1. Employee Utilization Rate Calculation Example
Suppose an employee is paid on the expectation of logging 40 hours of work per week.
If that employee billed clients for 34 of those hours, the utilization for the week is 85%.
- Utilization Rate = 34 Hours ÷ 40 Hours = .85, or 85%
Therefore, if that employee were to hypothetically work 1,800 hours (i.e. the total available hours), the number of billable hours to clients would be estimated at 1,530.
- Total Billable Hours = 1,800 Hours × 85% = 1,530
2. Capacity Utilization Rate Formula
The capacity utilization rate is the utilization for a company’s average employee, making it more encompassing as all employees are accounted for rather than just one individual.
The formula for the capacity utilization rate consists of dividing all employee utilization rates by the total number of employees.

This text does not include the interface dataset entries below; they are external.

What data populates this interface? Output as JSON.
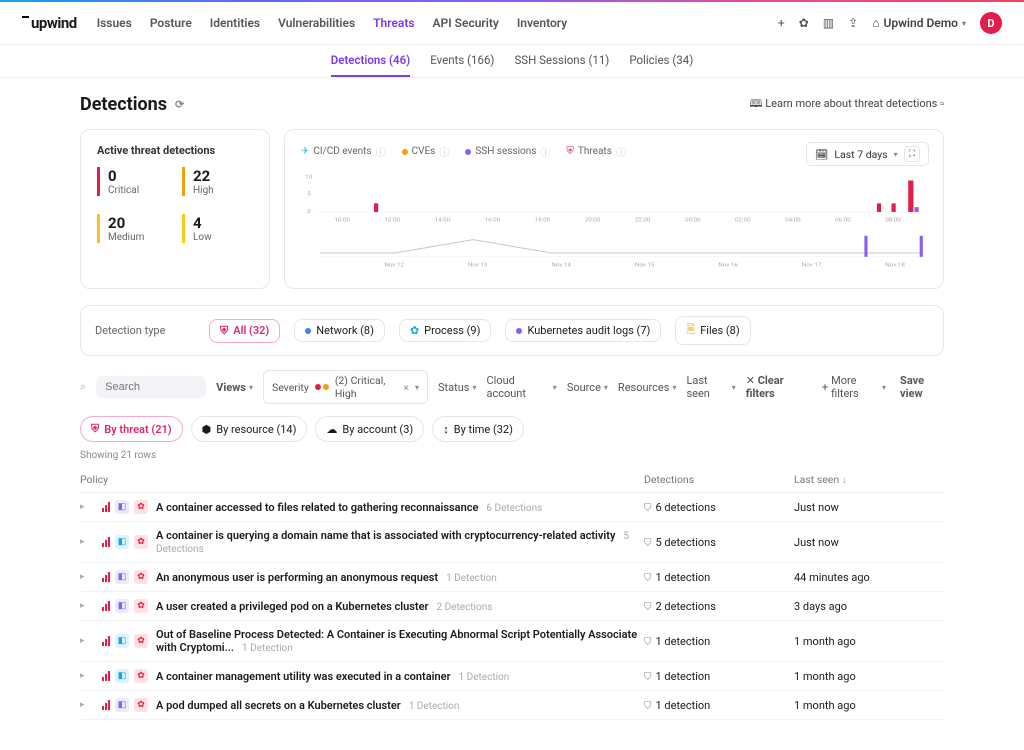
{
  "brand": "upwind",
  "nav": {
    "items": [
      {
        "label": "Issues"
      },
      {
        "label": "Posture"
      },
      {
        "label": "Identities"
      },
      {
        "label": "Vulnerabilities"
      },
      {
        "label": "Threats",
        "active": true
      },
      {
        "label": "API Security"
      },
      {
        "label": "Inventory"
      }
    ]
  },
  "header_right": {
    "org": "Upwind Demo",
    "avatar_initial": "D"
  },
  "subnav": {
    "items": [
      {
        "label": "Detections (46)",
        "active": true
      },
      {
        "label": "Events (166)"
      },
      {
        "label": "SSH Sessions (11)"
      },
      {
        "label": "Policies (34)"
      }
    ]
  },
  "page_title": "Detections",
  "learn_more": "Learn more about threat detections",
  "metrics": {
    "title": "Active threat detections",
    "critical": {
      "value": "0",
      "label": "Critical"
    },
    "high": {
      "value": "22",
      "label": "High"
    },
    "medium": {
      "value": "20",
      "label": "Medium"
    },
    "low": {
      "value": "4",
      "label": "Low"
    }
  },
  "chart_data": {
    "type": "bar",
    "title": "",
    "ylim": [
      0,
      10
    ],
    "legend": [
      "CI/CD events",
      "CVEs",
      "SSH sessions",
      "Threats"
    ],
    "legend_colors": {
      "CI/CD events": "#38bdf8",
      "CVEs": "#f59e0b",
      "SSH sessions": "#8b5cf6",
      "Threats": "#e11d48"
    },
    "timerange_label": "Last 7 days",
    "x_upper_ticks": [
      "10:00",
      "12:00",
      "14:00",
      "16:00",
      "18:00",
      "20:00",
      "22:00",
      "00:00",
      "02:00",
      "04:00",
      "06:00",
      "08:00"
    ],
    "x_lower_ticks": [
      "Nov 12",
      "Nov 13",
      "Nov 14",
      "Nov 15",
      "Nov 16",
      "Nov 17",
      "Nov 18"
    ],
    "series_upper": [
      {
        "name": "Threats",
        "values": [
          0,
          0,
          2,
          0,
          0,
          0,
          0,
          0,
          0,
          0,
          0,
          0,
          2,
          2,
          8
        ]
      },
      {
        "name": "SSH sessions",
        "values": [
          0,
          0,
          0,
          0,
          0,
          0,
          0,
          0,
          0,
          0,
          0,
          0,
          0,
          0,
          1
        ]
      }
    ],
    "series_lower": [
      {
        "name": "events",
        "values": [
          1,
          1,
          3,
          1,
          1,
          1,
          1,
          1,
          1
        ]
      },
      {
        "name": "SSH sessions",
        "values": [
          0,
          0,
          0,
          0,
          0,
          0,
          0,
          0,
          1
        ]
      }
    ]
  },
  "detection_type": {
    "label": "Detection type",
    "pills": [
      {
        "label": "All (32)",
        "active": true,
        "color": "#db2777"
      },
      {
        "label": "Network (8)",
        "color": "#3b82f6"
      },
      {
        "label": "Process (9)",
        "color": "#0ea5e9"
      },
      {
        "label": "Kubernetes audit logs (7)",
        "color": "#8b5cf6"
      },
      {
        "label": "Files (8)",
        "color": "#f59e0b"
      }
    ]
  },
  "filters": {
    "search_placeholder": "Search",
    "views": "Views",
    "severity_label": "Severity",
    "severity_value": "(2) Critical, High",
    "dd": [
      "Status",
      "Cloud account",
      "Source",
      "Resources",
      "Last seen"
    ],
    "clear": "Clear filters",
    "more": "More filters",
    "save": "Save view"
  },
  "grouping": {
    "tabs": [
      {
        "label": "By threat (21)",
        "active": true
      },
      {
        "label": "By resource (14)"
      },
      {
        "label": "By account (3)"
      },
      {
        "label": "By time (32)"
      }
    ]
  },
  "rows_count": "Showing 21 rows",
  "columns": {
    "policy": "Policy",
    "detections": "Detections",
    "last": "Last seen"
  },
  "rows": [
    {
      "icon_bg": "#ede9fe",
      "icon_fg": "#8b5cf6",
      "threat_bg": "#fee2e2",
      "title": "A container accessed to files related to gathering reconnaissance",
      "det_count": "6 Detections",
      "detections": "6 detections",
      "last": "Just now"
    },
    {
      "icon_bg": "#e0f2fe",
      "icon_fg": "#0ea5e9",
      "threat_bg": "#fee2e2",
      "title": "A container is querying a domain name that is associated with cryptocurrency-related activity",
      "det_count": "5 Detections",
      "detections": "5 detections",
      "last": "Just now"
    },
    {
      "icon_bg": "#ede9fe",
      "icon_fg": "#8b5cf6",
      "threat_bg": "#fee2e2",
      "title": "An anonymous user is performing an anonymous request",
      "det_count": "1 Detection",
      "detections": "1 detection",
      "last": "44 minutes ago"
    },
    {
      "icon_bg": "#ede9fe",
      "icon_fg": "#8b5cf6",
      "threat_bg": "#fee2e2",
      "title": "A user created a privileged pod on a Kubernetes cluster",
      "det_count": "2 Detections",
      "detections": "2 detections",
      "last": "3 days ago"
    },
    {
      "icon_bg": "#e0f2fe",
      "icon_fg": "#0ea5e9",
      "threat_bg": "#fee2e2",
      "title": "Out of Baseline Process Detected: A Container is Executing Abnormal Script Potentially Associate with Cryptomi...",
      "det_count": "1 Detection",
      "detections": "1 detection",
      "last": "1 month ago"
    },
    {
      "icon_bg": "#e0f2fe",
      "icon_fg": "#0ea5e9",
      "threat_bg": "#fee2e2",
      "title": "A container management utility was executed in a container",
      "det_count": "1 Detection",
      "detections": "1 detection",
      "last": "1 month ago"
    },
    {
      "icon_bg": "#ede9fe",
      "icon_fg": "#8b5cf6",
      "threat_bg": "#fee2e2",
      "title": "A pod dumped all secrets on a Kubernetes cluster",
      "det_count": "1 Detection",
      "detections": "1 detection",
      "last": "1 month ago"
    }
  ]
}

While the utilization rate can be used to identify underperforming employees and operational weaknesses, the success of an enterprise is largely contingent on capacity utilization — albeit the two are closely interconnected.
More specifically, the efficiency of one employee cannot offset the inefficient, unproductive work of others, particularly in larger companies.

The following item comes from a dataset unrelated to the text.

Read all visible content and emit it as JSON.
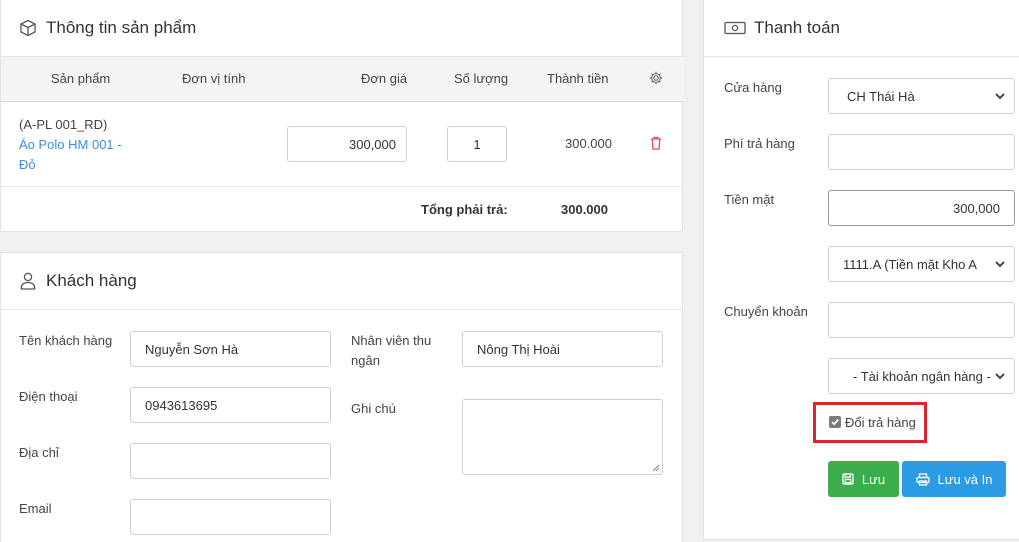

Plus, ineffective team workload management where there is significant reliance on only a handful of employees to produce most of the output is frequently the cause of an employee burning themselves out.
3. Optimal Billing Rate Formula
Once a company’s utilization has been calculated, the next step is to determine how much to charge clients (i.e. the hourly rate) in order to meet its profit margin targets, i.e. the optimal billing rate.
The optimal billing rate is the hourly rate that an enterprise needs to charge to turn a profit based on the average employee utilization.
Suppose a company’s total labor costs are $100,000, there are $20,000 in overhead costs per employee, and the target profit margin is 20%.
- Labor Costs = $100,000
- Overhead Costs Per Employee = $20,000
- Target Profit Margin = 20%
Note how the numerator must be adjusted, i.e. the sum ($144,000) must be divided by the total average labor hours (1,000).
If the total labor hours are 1,000, then the numerator equals 144
- [$100,000 + $20,000 + (20% × $120,000)] ÷ 1,000 = 144
Then, assuming a capacity utilization of 80%, the optimal billing rate comes out to $180.00 per hour.
- Optimal Billing Rate = 144 ÷ 80% = $180.00
4. Ideal Utilization Rate Formula
The ideal utilization rate can be derived using a target billing rate — which is set based on the average employee utilization and optimal billing rate, among other factors — where its target profit margin is met.
The ideal utilization formula divides the sum of its resource costs, overhead costs, and profit margin by the total available hours multiplied by the optimal billing rate.
Given the same assumptions as in the previous example, the ideal utilization rate is 80%.
- Ideal Utilization Rate = $144,000 ÷ (1,000 × 80%) = 80%
The 80% represents an enterprise’s optimal utilization to meet its target profit margin, which would then be compared to its capacity utilization to determine if any operational improvements are necessary.